I have just begun working on my Master Thesis, which I will be making in collaboration with the company Unity Technologies that make the awesome Unity game engine.
The Master thesis will be about "Adaptive Animation for Character Locomotion", which basically means creating a system for adapting walking, running, and crawling keyframed animations to a dynamic environment. The system will take curved paths, uneven terrain, and variable speed into account all the while ensuring graceful footsteps without slipping feet and motions that stay as faithful as possible to the original keyframed animations under the given restraints. Inverse kinematics is one of many techniques that will be involved in this.
Goals and perspectives
The system is meant to be generic in nature, working not just for biped characters (with two legs) but also for example for dogs, bugs, and spiders and, say, robots and aliens, provided that they move around using a limited number of legs. This list of features is the ideal case - time will tell how far I get within the timeframe of my Master Thesis. Hopefully I can continue working on the project after my graduation, if necessary.
In the end, the result of my work will be made available to all users of Unity free of charge, for any use. I hope to get people from the Unity user community involved in testing the system as it is developed, since one important success criteria is the usefulness and usability as perceived by the developers using the system. It will take some time before the first prototype is ready though, as I've only just begun.
The project up until now
My original "pitch" of the project to Unity was a presentation based on this slideshow:
See PowerPoint slidehow
A few ideas have already changed since that. For one thing, the idea that animators must enrich the animation cycles with additional data has been abandoned. The data needed is for example information about when exactly each foot leaves the ground and land on the ground again. The new plan is that this will be automatically analyzed and calculated by the system. More on that in a later post.
In order to quickly get my feet wet, I've made this little demo, where I have modified the Goober guy that comes with one of the Unity tutorials, and made his legs use some very simple inverse kinematics:

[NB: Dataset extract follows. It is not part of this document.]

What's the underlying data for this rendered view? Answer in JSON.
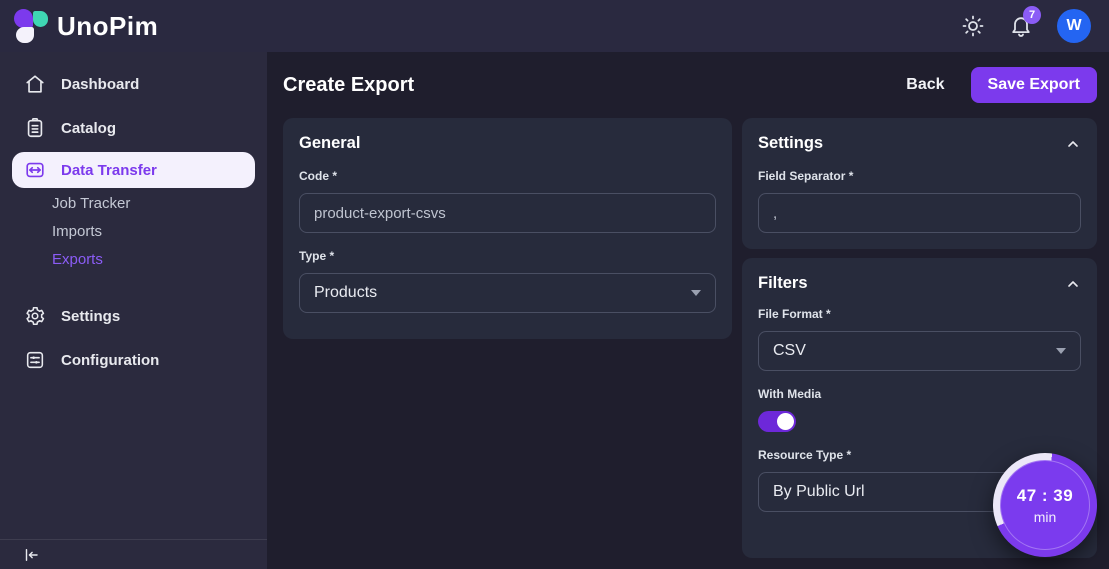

Click the image to make the demo run in the browser. Just click yes to install the Unity browser plug-in. Note that in this simple demo I simply adjusted the altitudes of the feet, so feet slippage etc. are not prevented. The actual system will work in a completely different way.
I have already gotten some interest and positive feedback in the Unity forums. Stay tuned!